Canonisation Fodder: Suzanne Aubert Declared ‘Venerable’

Suzanne Aubert, the founder of the Sisters of Compassion New Zealand’s home grown order of Sisters, has been declared ‘venerable’, a major milestone on the path to sainthood in the Catholic Church. More>>

“I Have Not Performed Well Enough”: Ernie Merrick Leaving Wellington Phoenix

Ernie Merrick has stepped down from his position as Wellington Phoenix FC Head Coach. The club would like to thank Ernie for his contribution to Wellington Phoenix and wish him all the best in his future endeavours. More>>

Ray Columbus: NZ Music Icon Passes Away

60s New Zealand music Icon Ray Columbus has passed away peacefully at his home north of Auckland... Ray Columbus enjoyed more than three decades at the top of NZ entertainment as a singer, songwriter, bandleader, music manager and TV star. More>>

Review: Bernard Herrmann's Scores For 'Vertigo' & 'Psycho'

Howard Davis: The NZSO's adventurousness was richly-rewarded, as the deeply appreciative Wellington audience was given the opportunity not only to see a couple of Alfred Hitchcock's greatest films, but also to hear fine renditions of two of Bernard Herrmann's most accomplished film scores. More>>

ALSO:

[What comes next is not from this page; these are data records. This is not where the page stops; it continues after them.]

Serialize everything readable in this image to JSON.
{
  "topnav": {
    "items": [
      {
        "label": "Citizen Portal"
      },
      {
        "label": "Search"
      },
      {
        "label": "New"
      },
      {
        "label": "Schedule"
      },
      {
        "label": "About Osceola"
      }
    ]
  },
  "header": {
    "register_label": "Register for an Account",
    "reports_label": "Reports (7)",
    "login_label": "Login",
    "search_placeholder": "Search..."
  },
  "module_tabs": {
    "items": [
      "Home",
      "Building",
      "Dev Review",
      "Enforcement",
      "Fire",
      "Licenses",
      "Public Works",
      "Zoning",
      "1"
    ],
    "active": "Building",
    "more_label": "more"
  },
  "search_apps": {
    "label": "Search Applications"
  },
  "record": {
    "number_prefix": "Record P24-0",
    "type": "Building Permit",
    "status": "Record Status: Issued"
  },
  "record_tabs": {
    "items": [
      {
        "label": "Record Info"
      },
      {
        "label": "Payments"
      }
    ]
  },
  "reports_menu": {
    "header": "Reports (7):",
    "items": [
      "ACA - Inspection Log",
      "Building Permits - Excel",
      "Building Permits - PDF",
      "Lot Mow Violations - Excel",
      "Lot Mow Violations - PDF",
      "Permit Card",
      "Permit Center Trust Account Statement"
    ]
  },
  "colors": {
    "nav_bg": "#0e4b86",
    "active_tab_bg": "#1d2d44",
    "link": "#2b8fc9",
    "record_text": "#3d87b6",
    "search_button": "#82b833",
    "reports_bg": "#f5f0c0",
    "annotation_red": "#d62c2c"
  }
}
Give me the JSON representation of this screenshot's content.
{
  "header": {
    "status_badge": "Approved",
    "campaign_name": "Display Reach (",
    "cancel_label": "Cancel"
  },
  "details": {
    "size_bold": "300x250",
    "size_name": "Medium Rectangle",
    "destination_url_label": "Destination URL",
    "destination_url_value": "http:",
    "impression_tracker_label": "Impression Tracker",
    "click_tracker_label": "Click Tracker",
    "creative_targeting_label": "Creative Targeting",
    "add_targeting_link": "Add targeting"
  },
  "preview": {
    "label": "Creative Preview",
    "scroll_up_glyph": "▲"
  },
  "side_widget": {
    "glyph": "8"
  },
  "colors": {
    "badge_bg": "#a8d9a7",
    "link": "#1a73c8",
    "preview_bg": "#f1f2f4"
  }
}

Get More From Scoop

 
 

LATEST HEADLINES

 
 
 
 
Health
Search Scoop  
 
 
Powered by Vodafone
NZ independent news